[What needs to be done] Go through the lines below and tally those containing the string "thẳng". Respond with the number only.

[Task inputs]
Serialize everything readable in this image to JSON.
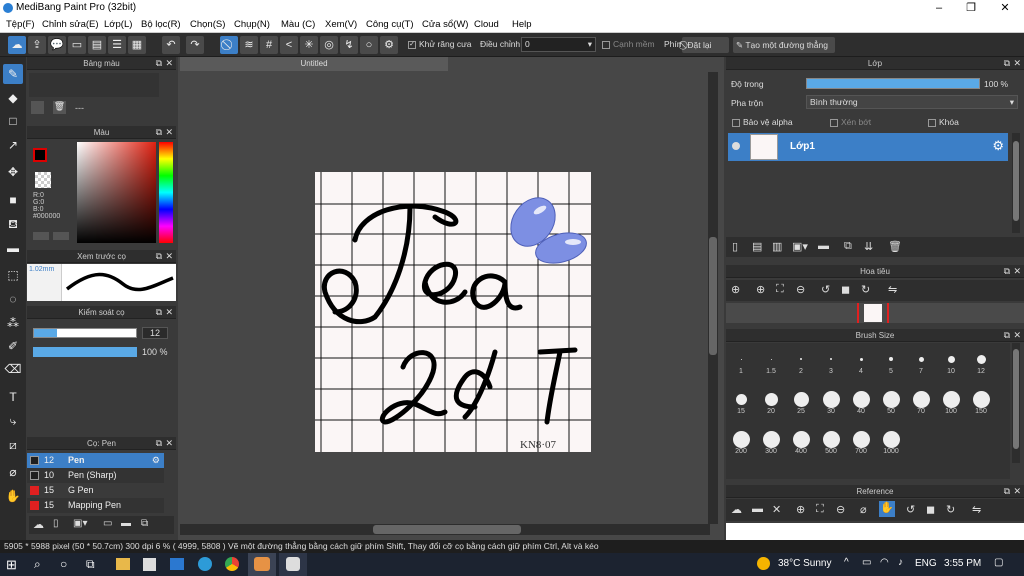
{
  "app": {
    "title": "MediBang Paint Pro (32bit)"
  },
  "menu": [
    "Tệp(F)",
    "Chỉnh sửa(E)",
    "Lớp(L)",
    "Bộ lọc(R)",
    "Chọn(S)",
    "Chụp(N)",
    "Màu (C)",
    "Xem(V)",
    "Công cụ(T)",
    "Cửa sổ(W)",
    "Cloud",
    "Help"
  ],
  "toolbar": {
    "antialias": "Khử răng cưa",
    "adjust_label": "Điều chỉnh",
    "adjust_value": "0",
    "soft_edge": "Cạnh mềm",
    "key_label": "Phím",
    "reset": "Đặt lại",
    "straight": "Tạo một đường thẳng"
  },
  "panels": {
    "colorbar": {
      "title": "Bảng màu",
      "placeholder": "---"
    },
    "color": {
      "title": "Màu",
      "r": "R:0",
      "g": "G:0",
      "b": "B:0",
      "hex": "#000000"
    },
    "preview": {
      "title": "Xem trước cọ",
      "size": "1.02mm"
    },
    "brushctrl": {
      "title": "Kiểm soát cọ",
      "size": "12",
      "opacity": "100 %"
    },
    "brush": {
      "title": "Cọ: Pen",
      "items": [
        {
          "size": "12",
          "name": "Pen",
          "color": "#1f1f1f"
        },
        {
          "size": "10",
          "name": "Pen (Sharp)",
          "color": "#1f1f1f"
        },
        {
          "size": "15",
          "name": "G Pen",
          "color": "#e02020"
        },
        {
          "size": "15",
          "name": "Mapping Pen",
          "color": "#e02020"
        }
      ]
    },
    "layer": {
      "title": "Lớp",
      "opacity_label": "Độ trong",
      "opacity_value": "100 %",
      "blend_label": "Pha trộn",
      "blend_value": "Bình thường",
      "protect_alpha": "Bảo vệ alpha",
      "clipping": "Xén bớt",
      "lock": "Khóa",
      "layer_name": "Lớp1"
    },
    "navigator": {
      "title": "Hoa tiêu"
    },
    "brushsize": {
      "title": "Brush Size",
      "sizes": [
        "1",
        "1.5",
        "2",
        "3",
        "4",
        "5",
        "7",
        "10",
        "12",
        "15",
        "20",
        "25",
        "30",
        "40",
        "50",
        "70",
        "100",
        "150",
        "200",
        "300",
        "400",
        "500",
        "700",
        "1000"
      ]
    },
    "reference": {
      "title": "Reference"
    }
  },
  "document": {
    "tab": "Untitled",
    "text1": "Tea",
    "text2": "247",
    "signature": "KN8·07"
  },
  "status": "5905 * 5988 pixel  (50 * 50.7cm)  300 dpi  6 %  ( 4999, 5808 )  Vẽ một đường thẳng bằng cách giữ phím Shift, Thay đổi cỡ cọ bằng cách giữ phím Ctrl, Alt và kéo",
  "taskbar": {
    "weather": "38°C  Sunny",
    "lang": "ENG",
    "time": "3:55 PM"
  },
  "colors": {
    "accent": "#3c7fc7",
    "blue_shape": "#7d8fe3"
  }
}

[Exercise answer] 2